From Kleifarvatn to the Southern Waterfalls

Date 03 April 2015

From Kleifarvatn to the Southern Waterfalls

From Kleifarvatn to the Southern Waterfalls

The alarm went off at 7:30AM and the sky was as clear as ever, boding well for our big day. Today we had planned to visit the parts of the Reykjanes Peninsula that we had never had the opportunity to see: Lake Kleifarvatn and Krisuvik. Then, we planned to drive along the south coast of the peninsula to reach our cottage and see the southern waterfalls in winter and potentially Vik, if we had time.

Heading to Reykjanes

After a hearty breakfast, we headed west to branch off on Road 42 in the direction of the lake. Then, surprise, we did not expect such a superb landscape in winter at all. This road was absolutely magnificent, and arriving near the secluded lake in the middle of nowhere, the panorama was unforgettable: the ocher slopes of the mountains mixed with the snowy skies with the contrast of the blue sky and Kleifarvatn were absolutely remarkable.

We arrived at Lake Kleifarvatn around 10AM and stayed for a long time, admiring the place. We hadn't seen anyone since the junction on Road 42, and we really felt alone in the world with the lake in front of us. Furthermore, we even had the opportunity to see an Arctic fox, all white and too fast for us to have time to take a picture of it. While walking along the lake, we saw a ptarmigan, also white.

The road to Kleivarvatn


We would have liked to stay longer, but we needed to hit the road. A few kilometers away, a sign said “Seltun,” and this was the famous Krisuvik geothermal zone. Mud pots, smoke, and other sulfur odors reminded us of the Geysir site. We spent almost 1 hour on site, walking between the footbridges of this fantastic site.

To reach road number 1 and its waterfalls, we drove along the coast on road 427. Again, we didn't see many vehicles and decided to have a picnic on the seafront, frozen stiff by the harsh Icelandic winter wind.


At the very beginning of the afternoon, we arrived at the chalet. It was part of a small hamlet of 5-6 chalets with a perfectly unobstructed view, each with a small sheltered hot tub on the terrace. No doubt we would be using it tonight! We set up the luggage and hit the road to Seljalandsfoss.


Here, the grass was rather yellowish and not yet green, and the left part with the staircase that allowed us to approach the waterfall was absolutely impassable because it was covered by a significant thickness of ice. A few tourists were present, but it was incomparable with a month of July or a month of August as we had known.

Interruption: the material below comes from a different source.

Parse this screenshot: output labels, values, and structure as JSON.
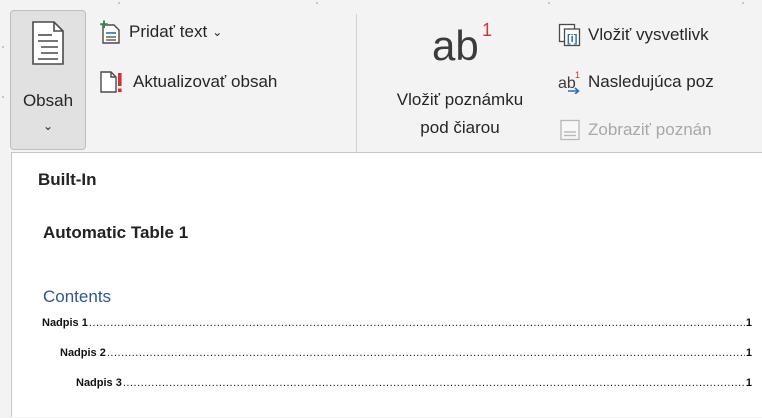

Farther away, Skogafoss was as impressive as ever, and it too was surrounded by snow, even though it had largely melted since our arrival with the positive temperatures, the sun, and the wind always present.

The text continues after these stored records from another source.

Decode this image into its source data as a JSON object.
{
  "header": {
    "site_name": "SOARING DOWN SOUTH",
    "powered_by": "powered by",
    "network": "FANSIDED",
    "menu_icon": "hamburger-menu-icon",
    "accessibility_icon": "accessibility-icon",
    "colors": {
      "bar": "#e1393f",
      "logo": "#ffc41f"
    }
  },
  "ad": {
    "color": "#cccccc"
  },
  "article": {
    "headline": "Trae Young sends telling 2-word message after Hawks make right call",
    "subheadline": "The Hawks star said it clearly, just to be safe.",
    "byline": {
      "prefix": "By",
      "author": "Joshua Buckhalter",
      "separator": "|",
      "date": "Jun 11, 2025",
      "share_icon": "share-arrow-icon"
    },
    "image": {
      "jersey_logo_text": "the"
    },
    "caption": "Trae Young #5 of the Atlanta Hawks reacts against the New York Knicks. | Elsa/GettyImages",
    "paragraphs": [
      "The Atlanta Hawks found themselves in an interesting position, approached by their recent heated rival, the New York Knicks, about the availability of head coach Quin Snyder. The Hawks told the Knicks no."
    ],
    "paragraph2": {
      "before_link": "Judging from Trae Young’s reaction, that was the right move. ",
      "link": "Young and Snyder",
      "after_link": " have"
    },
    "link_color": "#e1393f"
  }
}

It was almost 4:00 pm, and after a short snack at the foot of Skogafoss, we decided to take a walk near the beaches of Vik. Vik was one of the villages that marked us during our first 2 trips. We really liked this place and the mountains that surrounded it.

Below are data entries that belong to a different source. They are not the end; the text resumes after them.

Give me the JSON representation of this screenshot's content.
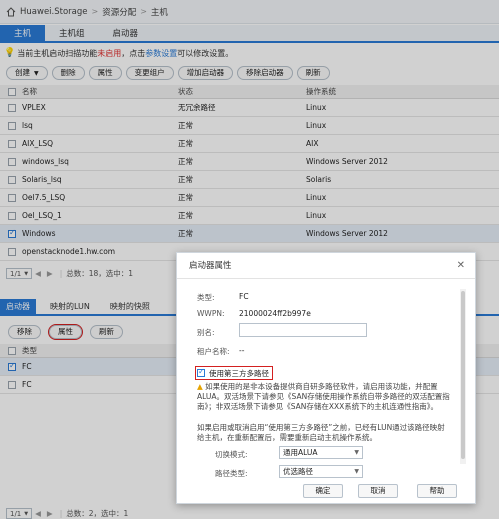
{
  "breadcrumb": [
    "Huawei.Storage",
    "资源分配",
    "主机"
  ],
  "top_tabs": [
    {
      "label": "主机",
      "active": true
    },
    {
      "label": "主机组",
      "active": false
    },
    {
      "label": "启动器",
      "active": false
    }
  ],
  "notice": {
    "part1": "当前主机启动扫描功能",
    "status": "未启用",
    "part2": "，点击",
    "link": "参数设置",
    "part3": "可以修改设置。"
  },
  "toolbar": {
    "create": "创建",
    "delete": "删除",
    "properties": "属性",
    "change_group": "变更组户",
    "add_initiator": "增加启动器",
    "remove_initiator": "移除启动器",
    "refresh": "刷新"
  },
  "host_table": {
    "headers": [
      "名称",
      "状态",
      "操作系统"
    ],
    "rows": [
      {
        "name": "VPLEX",
        "status": "无冗余路径",
        "os": "Linux",
        "checked": false
      },
      {
        "name": "lsq",
        "status": "正常",
        "os": "Linux",
        "checked": false
      },
      {
        "name": "AIX_LSQ",
        "status": "正常",
        "os": "AIX",
        "checked": false
      },
      {
        "name": "windows_lsq",
        "status": "正常",
        "os": "Windows Server 2012",
        "checked": false
      },
      {
        "name": "Solaris_lsq",
        "status": "正常",
        "os": "Solaris",
        "checked": false
      },
      {
        "name": "Oel7.5_LSQ",
        "status": "正常",
        "os": "Linux",
        "checked": false
      },
      {
        "name": "Oel_LSQ_1",
        "status": "正常",
        "os": "Linux",
        "checked": false
      },
      {
        "name": "Windows",
        "status": "正常",
        "os": "Windows Server 2012",
        "checked": true
      },
      {
        "name": "openstacknode1.hw.com",
        "status": "",
        "os": "",
        "checked": false
      }
    ]
  },
  "pager1": {
    "page": "1/1",
    "summary": "总数：18，选中：1"
  },
  "sub_tabs": [
    {
      "label": "启动器",
      "active": true
    },
    {
      "label": "映射的LUN",
      "active": false
    },
    {
      "label": "映射的快照",
      "active": false
    }
  ],
  "sub_toolbar": {
    "remove": "移除",
    "properties": "属性",
    "refresh": "刷新"
  },
  "init_table": {
    "header": "类型",
    "rows": [
      {
        "type": "FC",
        "checked": true
      },
      {
        "type": "FC",
        "checked": false
      }
    ]
  },
  "pager2": {
    "page": "1/1",
    "summary": "总数：2，选中：1"
  },
  "dialog": {
    "title": "启动器属性",
    "type_label": "类型:",
    "type_value": "FC",
    "wwpn_label": "WWPN:",
    "wwpn_value": "21000024ff2b997e",
    "alias_label": "别名:",
    "alias_value": "",
    "tenant_label": "租户名称:",
    "tenant_value": "--",
    "third_party_label": "使用第三方多路径",
    "third_party_checked": true,
    "info1": "如果使用的是非本设备提供商自研多路径软件，请启用该功能，并配置ALUA。双活场景下请参见《SAN存储使用操作系统自带多路径的双活配置指南》；非双活场景下请参见《SAN存储在XXX系统下的主机连通性指南》。",
    "info2": "如果启用或取消启用“使用第三方多路径”之前，已经有LUN通过该路径映射给主机，在重新配置后，需要重新启动主机操作系统。",
    "switch_mode_label": "切换模式:",
    "switch_mode_value": "通用ALUA",
    "path_type_label": "路径类型:",
    "path_type_value": "优选路径",
    "ok": "确定",
    "cancel": "取消",
    "help": "帮助"
  }
}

In Vik too, we felt very alone, and the walk on the square was really pleasant. It was less cold, and there was no snow at all in Vik. Probably due to its geographical location, on the coast and in the extreme south of the island. We walked for a long time along the black sand beach with the rough sea a few meters away from us. We had known the area with thousands of birds, but now it wasn't the season, only the sound of the sea and the clicking of the waves broke the silence.

At the end of the afternoon, we went to the Vik gas station to buy something to eat at the chalet in the evening. We also took a few Viking beers that we promised to enjoy in the hot tub on the terrace while looking at the mountain in the evening, hoping to see an aurora borealis.

Unfortunately, it wouldn't be this time; the evening was unforgettable, but there were no northern lights in sight. It was time to go to bed to be rested for the next day!